With the Mexican organic mango season now complete, South America neighbors Ecuador and Peru will start harvesting this year’s crop by next week, with steady supplies expected through November.
Ecuador exported 13.1 million boxes of mangoes last year, with projections of 14 million cartons this year, according to Chris Ford, organic category manager for Oppy. The primary organic mango variety continues to be the popular Tommy Atkins, followed by increasing production of Ataulfos. Kent and Keitt varietals are also in steady production, primarily used for European air-freight markets. Ecuador’s past tightly controlled production limits have loosened in the past several years, with overall mango production up approximately 15 percent, with most of the increase on the conventional side.
Chris Ford, organic category manager, Oppy
Rafael Chiriboga, director of Pilot, SA, one of the two main USA-bound organic producers in Ecuador, said overall growing conditions have been excellent, with slightly cooler temperatures than average. Sharing the sentiment, Noe Arias, west coast sales manager for Amazon Produce, said Ecuadorian organic mango demand/price generally start strong due to market shortages.
“December is just a hard month for mangoes; volumes are high as Ecuador descends from their peak, while early starts of the Peru season bring in extra fruit volumes; all of this while consumers are worried about sweet potatoes and holidays,” Arias said. Rafael Chiriboga, director of Pilot, SA, one of the two main USA-bound organic producers in Ecuador, said overall growing conditions have been excellent, with slightly cooler temperatures than average. With consistent quality available, Chiriboga said the biggest challenge for Ecuador is the month of December when production remains strong and US market demand declines as the end of the year approaches.
Peru’s mango season is predicted to start early, with Jan Bernhard, grower and founder of Pronatur, anticipating the country’s first mango harvests occurring as early as mid-November with production in full swing by December.

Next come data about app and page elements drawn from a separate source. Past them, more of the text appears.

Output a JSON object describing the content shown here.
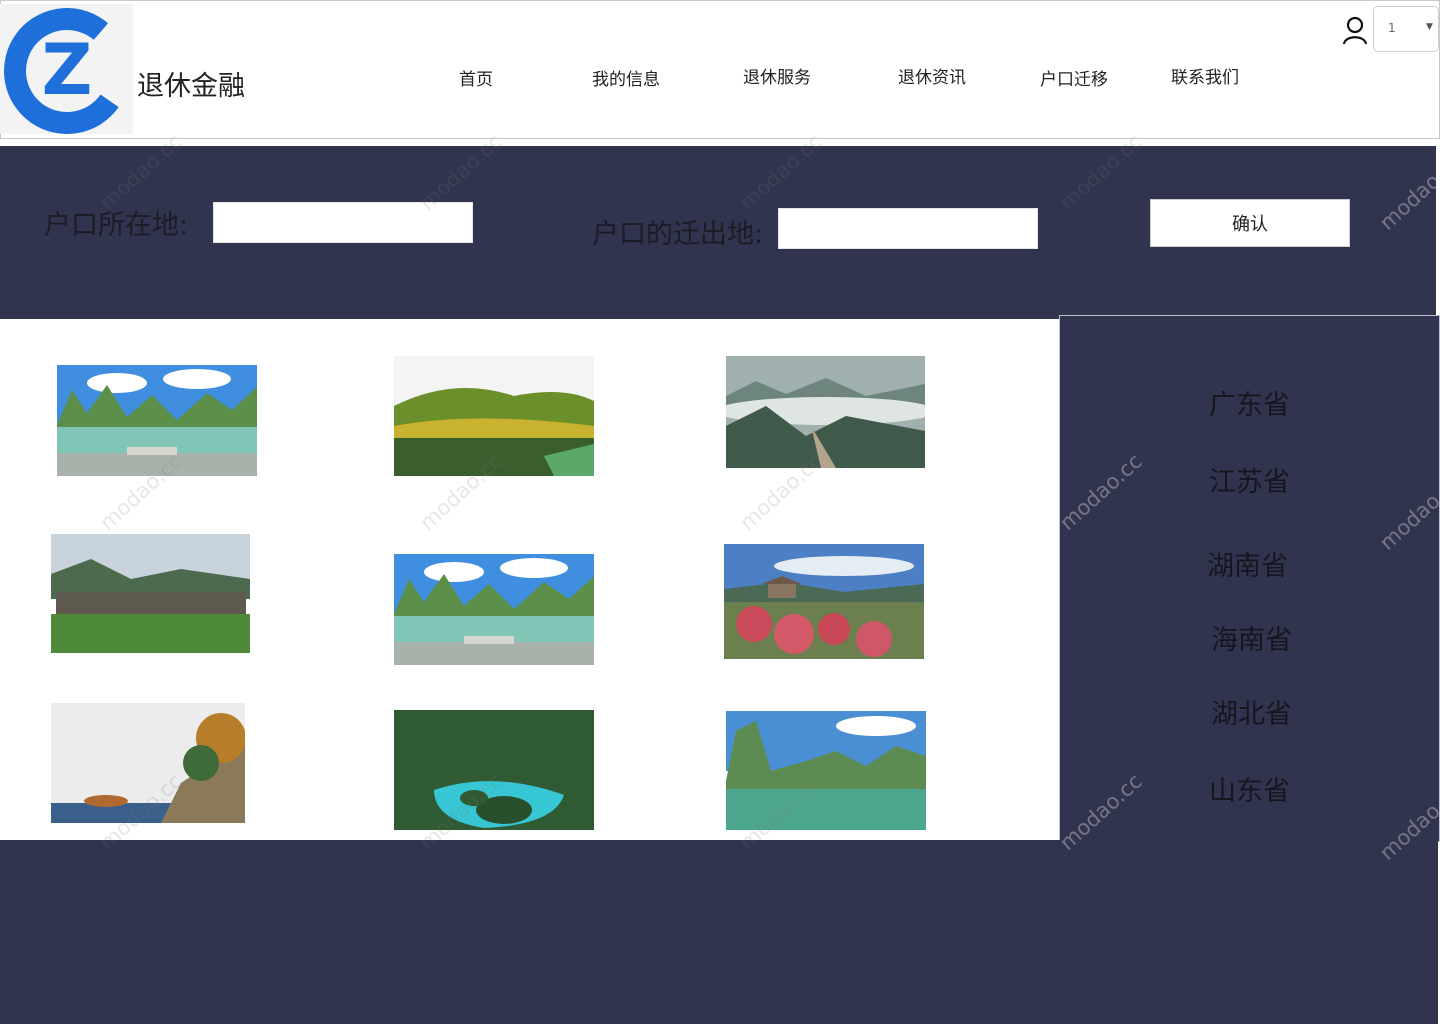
{
  "header": {
    "brand": "退休金融",
    "nav": [
      "首页",
      "我的信息",
      "退休服务",
      "退休资讯",
      "户口迁移",
      "联系我们"
    ],
    "select_value": "1",
    "logo_letter": "Z"
  },
  "search": {
    "label_origin": "户口所在地:",
    "label_destination": "户口的迁出地:",
    "origin_value": "",
    "destination_value": "",
    "confirm_label": "确认"
  },
  "gallery": {
    "images": [
      "karst-lake-river",
      "green-hill-lake",
      "misty-mountains",
      "old-village-pond",
      "karst-lake-river",
      "peach-blossom-pavilion",
      "seaside-cliff",
      "turquoise-lagoon",
      "karst-river-reflection"
    ]
  },
  "provinces": [
    "广东省",
    "江苏省",
    "湖南省",
    "海南省",
    "湖北省",
    "山东省"
  ],
  "watermark": "modao.cc",
  "colors": {
    "band": "#31344e",
    "logo_blue": "#1e6fd9"
  }
}
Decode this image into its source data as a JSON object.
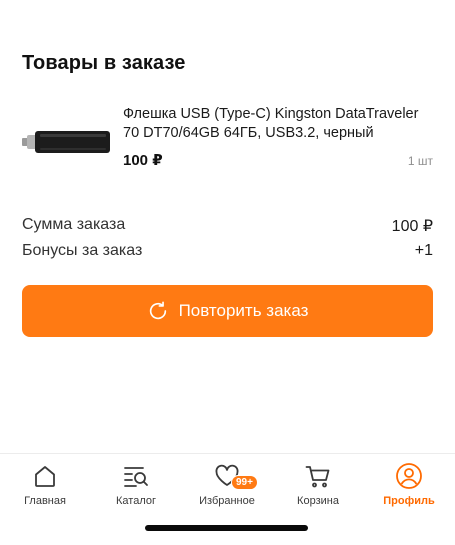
{
  "order": {
    "section_title": "Товары в заказе",
    "product": {
      "name": "Флешка USB (Type-C) Kingston DataTraveler 70 DT70/64GB 64ГБ, USB3.2, черный",
      "price": "100 ₽",
      "quantity": "1 шт"
    },
    "summary": {
      "sum_label": "Сумма заказа",
      "sum_value": "100 ₽",
      "bonus_label": "Бонусы за заказ",
      "bonus_value": "+1"
    },
    "repeat_button_label": "Повторить заказ"
  },
  "tabbar": {
    "items": [
      {
        "label": "Главная",
        "icon": "home-icon",
        "active": false
      },
      {
        "label": "Каталог",
        "icon": "catalog-search-icon",
        "active": false
      },
      {
        "label": "Избранное",
        "icon": "heart-icon",
        "active": false,
        "badge": "99+"
      },
      {
        "label": "Корзина",
        "icon": "cart-icon",
        "active": false
      },
      {
        "label": "Профиль",
        "icon": "profile-icon",
        "active": true
      }
    ]
  },
  "colors": {
    "accent": "#ff7a13",
    "active_tab": "#ff6a00"
  }
}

Jan Bernhard, grower and founder of Pronatur
Overall production of mangoes from Peru is projected to be less than previous years. “After two consecutive years of prolific production, the trees need to recover,” said Bernard. “They seem to have gone into a vegetative growth state with much less floration over all, despite the ideal growing conditions we have seen.” He said conventional mango orchards, where floration is often induced, have seen a significant increase of small fruit in the recent weeks.
Growers and importers are also keeping a close eye on the potential threat of El Niño in January/February. According to Bernard, the increased humidity and rains could impact some season - ending volumes of fruit.